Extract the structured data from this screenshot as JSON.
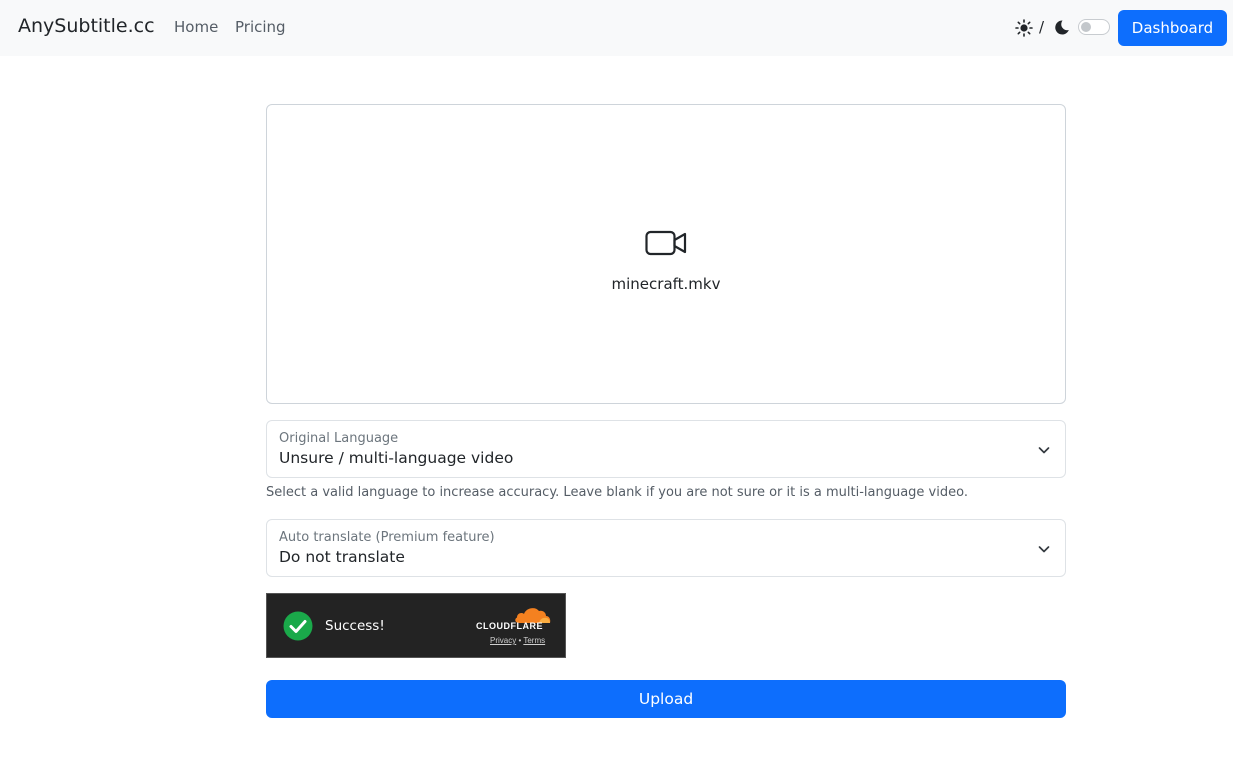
{
  "navbar": {
    "brand": "AnySubtitle.cc",
    "links": [
      "Home",
      "Pricing"
    ],
    "theme_separator": "/",
    "dashboard_label": "Dashboard",
    "sun_icon": "sun-icon",
    "moon_icon": "moon-icon"
  },
  "dropzone": {
    "icon": "video-camera-icon",
    "file_name": "minecraft.mkv"
  },
  "original_language": {
    "label": "Original Language",
    "value": "Unsure / multi-language video",
    "help": "Select a valid language to increase accuracy. Leave blank if you are not sure or it is a multi-language video."
  },
  "auto_translate": {
    "label": "Auto translate (Premium feature)",
    "value": "Do not translate"
  },
  "turnstile": {
    "status": "Success!",
    "brand": "CLOUDFLARE",
    "privacy": "Privacy",
    "separator": "•",
    "terms": "Terms"
  },
  "upload_label": "Upload",
  "colors": {
    "primary": "#0d6efd",
    "navbar_bg": "#f8f9fa",
    "turnstile_bg": "#232323",
    "success_green": "#1aa94a",
    "cloudflare_orange": "#f48120"
  }
}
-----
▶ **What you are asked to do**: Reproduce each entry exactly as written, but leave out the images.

▶ **Answer to this problem**:
Extract the structured data from this screenshot as JSON.
{
  "navbar": {
    "brand": "AnySubtitle.cc",
    "links": [
      "Home",
      "Pricing"
    ],
    "theme_separator": "/",
    "dashboard_label": "Dashboard",
    "sun_icon": "sun-icon",
    "moon_icon": "moon-icon"
  },
  "dropzone": {
    "icon": "video-camera-icon",
    "file_name": "minecraft.mkv"
  },
  "original_language": {
    "label": "Original Language",
    "value": "Unsure / multi-language video",
    "help": "Select a valid language to increase accuracy. Leave blank if you are not sure or it is a multi-language video."
  },
  "auto_translate": {
    "label": "Auto translate (Premium feature)",
    "value": "Do not translate"
  },
  "turnstile": {
    "status": "Success!",
    "brand": "CLOUDFLARE",
    "privacy": "Privacy",
    "separator": "•",
    "terms": "Terms"
  },
  "upload_label": "Upload",
  "colors": {
    "primary": "#0d6efd",
    "navbar_bg": "#f8f9fa",
    "turnstile_bg": "#232323",
    "success_green": "#1aa94a",
    "cloudflare_orange": "#f48120"
  }
}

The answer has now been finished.